* **PROBLEM STATEMENT**
Retrieve each line that contains the word "Research" from the entries below.

App and web page records:
○ ○ ○ ○

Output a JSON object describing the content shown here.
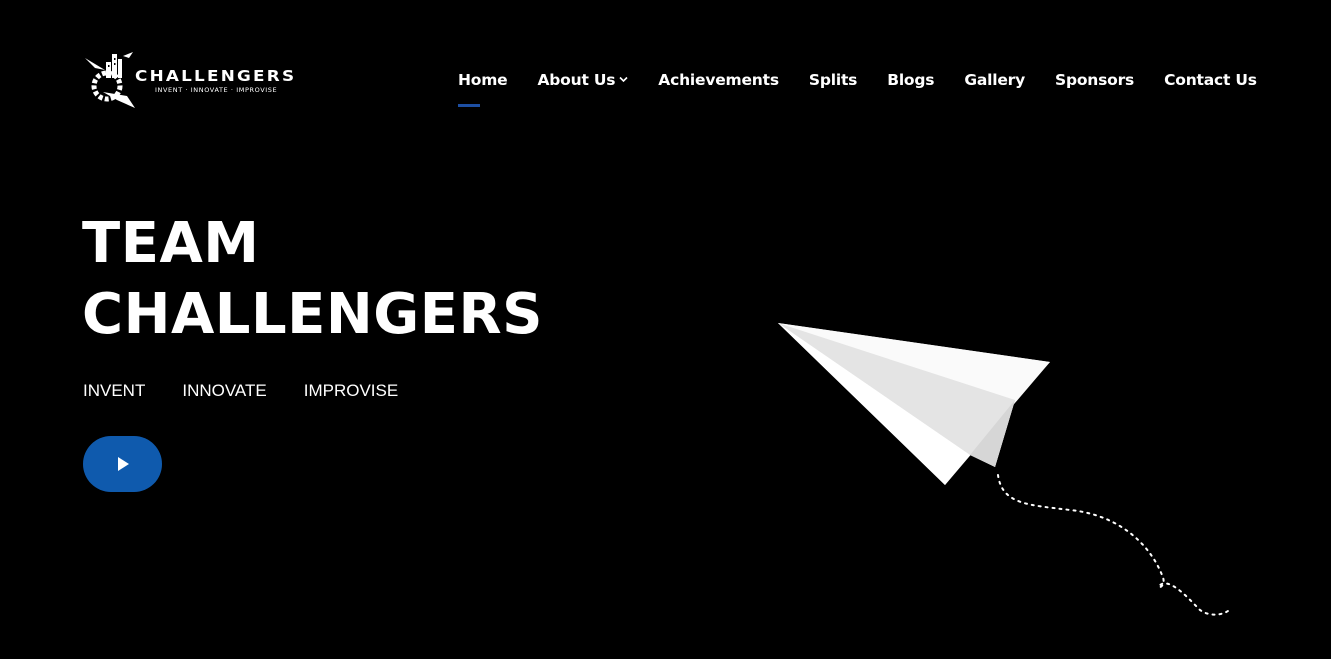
{
  "logo": {
    "wordmark": "CHALLENGERS",
    "tagline": "INVENT · INNOVATE · IMPROVISE"
  },
  "nav": {
    "items": [
      {
        "label": "Home",
        "active": true
      },
      {
        "label": "About Us",
        "has_dropdown": true
      },
      {
        "label": "Achievements"
      },
      {
        "label": "Splits"
      },
      {
        "label": "Blogs"
      },
      {
        "label": "Gallery"
      },
      {
        "label": "Sponsors"
      },
      {
        "label": "Contact Us"
      }
    ]
  },
  "hero": {
    "title_line1": "TEAM",
    "title_line2": "CHALLENGERS",
    "taglines": [
      "INVENT",
      "INNOVATE",
      "IMPROVISE"
    ]
  },
  "icons": {
    "play": "play-icon",
    "dropdown": "chevron-down-icon",
    "illustration": "paper-plane-illustration"
  },
  "colors": {
    "background": "#000000",
    "accent": "#0f5aad",
    "active_underline": "#1d4fa3",
    "text": "#ffffff"
  }
}
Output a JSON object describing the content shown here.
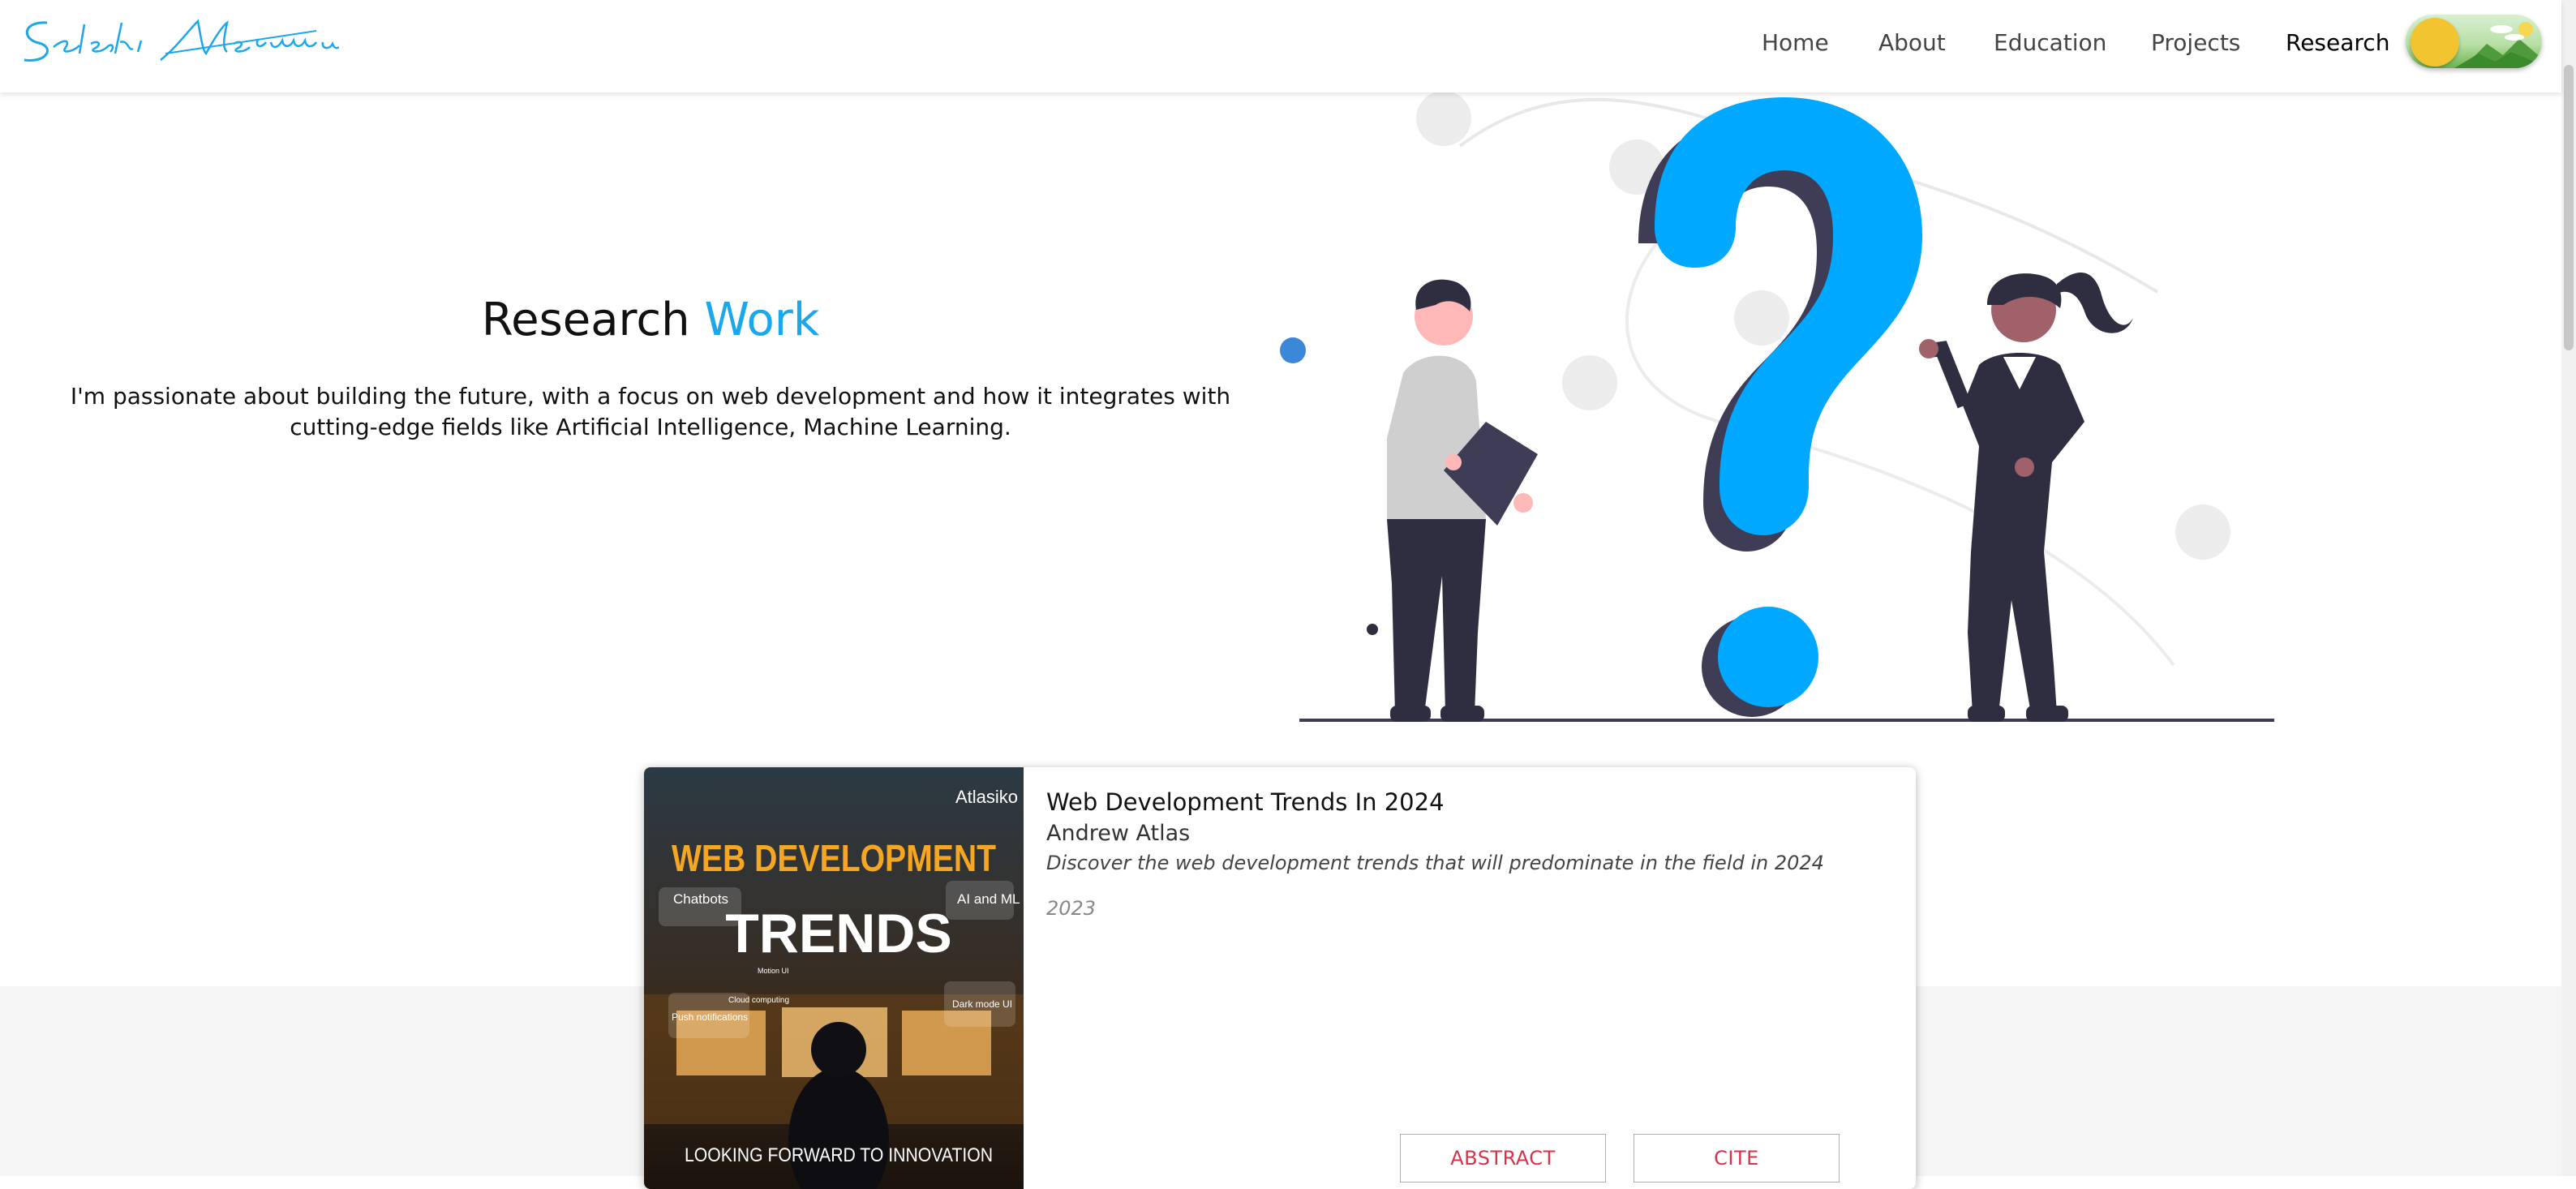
{
  "header": {
    "logo_text": "Seleshi Mefonnen",
    "nav": [
      "Home",
      "About",
      "Education",
      "Projects",
      "Research"
    ],
    "active_nav": "Research"
  },
  "hero": {
    "title_plain": "Research",
    "title_accent": "Work",
    "description": "I'm passionate about building the future, with a focus on web development and how it integrates with cutting-edge fields like Artificial Intelligence, Machine Learning."
  },
  "card": {
    "image": {
      "brand": "Atlasiko",
      "headline_1": "WEB DEVELOPMENT",
      "headline_2": "TRENDS",
      "tags": [
        "Chatbots",
        "AI and ML",
        "Push notifications",
        "Dark mode UI",
        "Cloud computing",
        "Motion UI"
      ],
      "footer": "LOOKING FORWARD TO INNOVATION"
    },
    "title": "Web Development Trends In 2024",
    "author": "Andrew Atlas",
    "description": "Discover the web development trends that will predominate in the field in 2024",
    "year": "2023",
    "abstract_label": "ABSTRACT",
    "cite_label": "CITE"
  },
  "colors": {
    "accent": "#1aa7ec",
    "button_text": "#d8334a"
  }
}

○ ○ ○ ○

* **RESULT**
      "Research"
    "active_nav": "Research"
    "title_plain": "Research",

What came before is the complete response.